**PROVIDED INFORMATION:**

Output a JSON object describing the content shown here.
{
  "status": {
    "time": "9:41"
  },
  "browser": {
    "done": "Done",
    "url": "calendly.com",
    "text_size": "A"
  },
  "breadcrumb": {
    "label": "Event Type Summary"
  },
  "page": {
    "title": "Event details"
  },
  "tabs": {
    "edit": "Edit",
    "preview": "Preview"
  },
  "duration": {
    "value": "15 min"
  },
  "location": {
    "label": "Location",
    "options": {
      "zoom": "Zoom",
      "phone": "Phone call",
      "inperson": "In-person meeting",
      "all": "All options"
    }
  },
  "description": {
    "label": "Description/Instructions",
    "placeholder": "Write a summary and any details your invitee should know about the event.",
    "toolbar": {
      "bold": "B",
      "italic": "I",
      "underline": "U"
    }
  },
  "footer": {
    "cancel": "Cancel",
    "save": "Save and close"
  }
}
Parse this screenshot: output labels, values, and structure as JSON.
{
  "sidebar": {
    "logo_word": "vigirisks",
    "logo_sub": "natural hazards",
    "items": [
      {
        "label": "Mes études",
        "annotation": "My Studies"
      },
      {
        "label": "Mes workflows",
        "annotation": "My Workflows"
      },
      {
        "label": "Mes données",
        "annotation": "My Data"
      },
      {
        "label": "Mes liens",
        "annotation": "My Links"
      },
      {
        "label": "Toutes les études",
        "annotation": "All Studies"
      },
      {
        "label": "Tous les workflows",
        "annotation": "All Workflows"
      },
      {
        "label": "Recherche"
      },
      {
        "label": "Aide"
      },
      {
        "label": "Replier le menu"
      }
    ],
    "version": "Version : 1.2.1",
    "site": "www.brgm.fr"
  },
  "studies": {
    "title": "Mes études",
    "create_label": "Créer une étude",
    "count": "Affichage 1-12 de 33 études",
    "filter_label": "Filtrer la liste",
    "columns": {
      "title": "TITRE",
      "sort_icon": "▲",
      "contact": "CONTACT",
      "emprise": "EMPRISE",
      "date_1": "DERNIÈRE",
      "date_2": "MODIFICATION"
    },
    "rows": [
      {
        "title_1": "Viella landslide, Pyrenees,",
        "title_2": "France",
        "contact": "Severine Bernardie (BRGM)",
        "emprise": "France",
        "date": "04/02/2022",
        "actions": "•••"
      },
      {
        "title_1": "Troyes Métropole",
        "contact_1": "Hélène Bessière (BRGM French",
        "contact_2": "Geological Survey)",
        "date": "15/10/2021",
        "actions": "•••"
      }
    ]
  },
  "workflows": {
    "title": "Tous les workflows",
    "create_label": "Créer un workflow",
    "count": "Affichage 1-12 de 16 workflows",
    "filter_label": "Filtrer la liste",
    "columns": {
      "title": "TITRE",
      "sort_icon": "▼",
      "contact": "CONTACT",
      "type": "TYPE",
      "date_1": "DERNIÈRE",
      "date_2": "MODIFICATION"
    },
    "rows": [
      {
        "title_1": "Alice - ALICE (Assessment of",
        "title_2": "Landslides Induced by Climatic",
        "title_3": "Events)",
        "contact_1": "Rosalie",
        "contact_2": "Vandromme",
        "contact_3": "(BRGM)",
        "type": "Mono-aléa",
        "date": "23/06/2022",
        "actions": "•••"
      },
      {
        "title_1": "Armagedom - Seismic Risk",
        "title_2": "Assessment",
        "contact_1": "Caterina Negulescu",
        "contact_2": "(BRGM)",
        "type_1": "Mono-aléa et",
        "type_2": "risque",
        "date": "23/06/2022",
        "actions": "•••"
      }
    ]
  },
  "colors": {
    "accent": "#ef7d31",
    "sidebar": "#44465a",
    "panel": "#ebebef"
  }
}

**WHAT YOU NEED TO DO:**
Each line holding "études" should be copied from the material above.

**WRITTEN SOLUTION:**
        "label": "Mes études",
        "label": "Toutes les études",
    "title": "Mes études",
    "count": "Affichage 1-12 de 33 études",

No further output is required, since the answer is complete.